Collected data entries:
↓↓↓

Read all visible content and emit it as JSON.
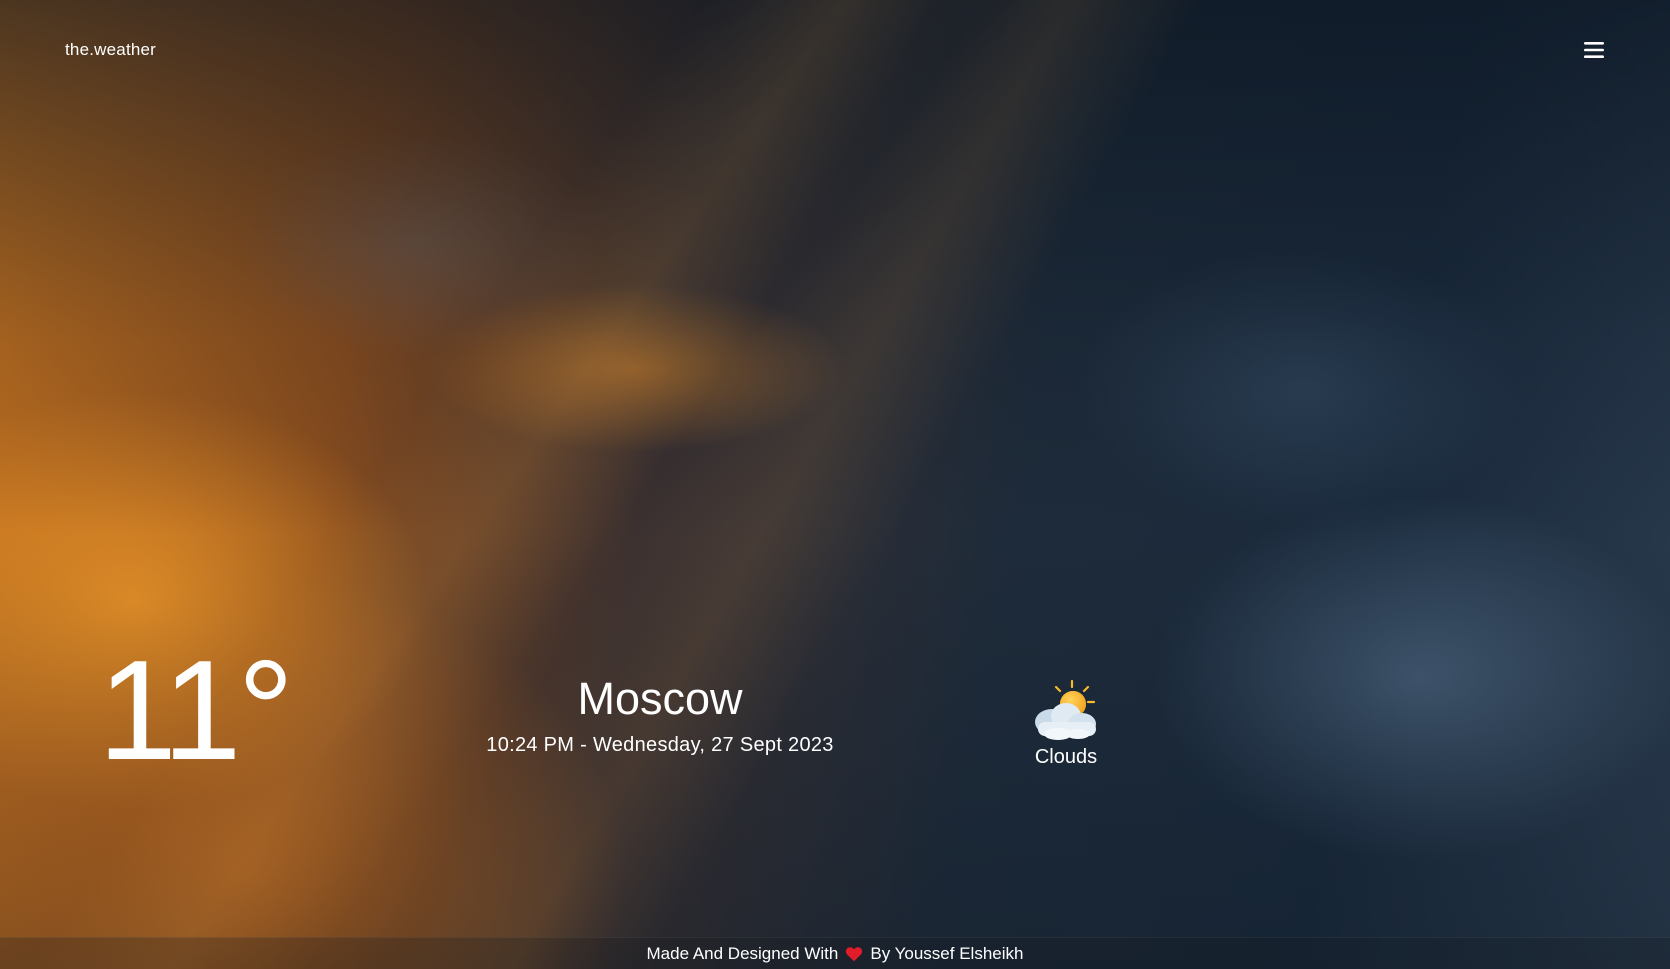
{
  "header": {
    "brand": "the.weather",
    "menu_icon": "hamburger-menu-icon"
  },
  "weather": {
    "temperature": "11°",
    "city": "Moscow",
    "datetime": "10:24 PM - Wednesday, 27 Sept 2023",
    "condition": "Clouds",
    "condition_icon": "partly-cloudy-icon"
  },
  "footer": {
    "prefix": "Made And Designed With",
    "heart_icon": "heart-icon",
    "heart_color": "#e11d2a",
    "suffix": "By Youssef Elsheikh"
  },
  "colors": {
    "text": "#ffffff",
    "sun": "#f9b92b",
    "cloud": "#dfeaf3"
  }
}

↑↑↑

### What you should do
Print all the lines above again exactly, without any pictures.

### Response
Read all visible content and emit it as JSON.
{
  "header": {
    "brand": "the.weather",
    "menu_icon": "hamburger-menu-icon"
  },
  "weather": {
    "temperature": "11°",
    "city": "Moscow",
    "datetime": "10:24 PM - Wednesday, 27 Sept 2023",
    "condition": "Clouds",
    "condition_icon": "partly-cloudy-icon"
  },
  "footer": {
    "prefix": "Made And Designed With",
    "heart_icon": "heart-icon",
    "heart_color": "#e11d2a",
    "suffix": "By Youssef Elsheikh"
  },
  "colors": {
    "text": "#ffffff",
    "sun": "#f9b92b",
    "cloud": "#dfeaf3"
  }
}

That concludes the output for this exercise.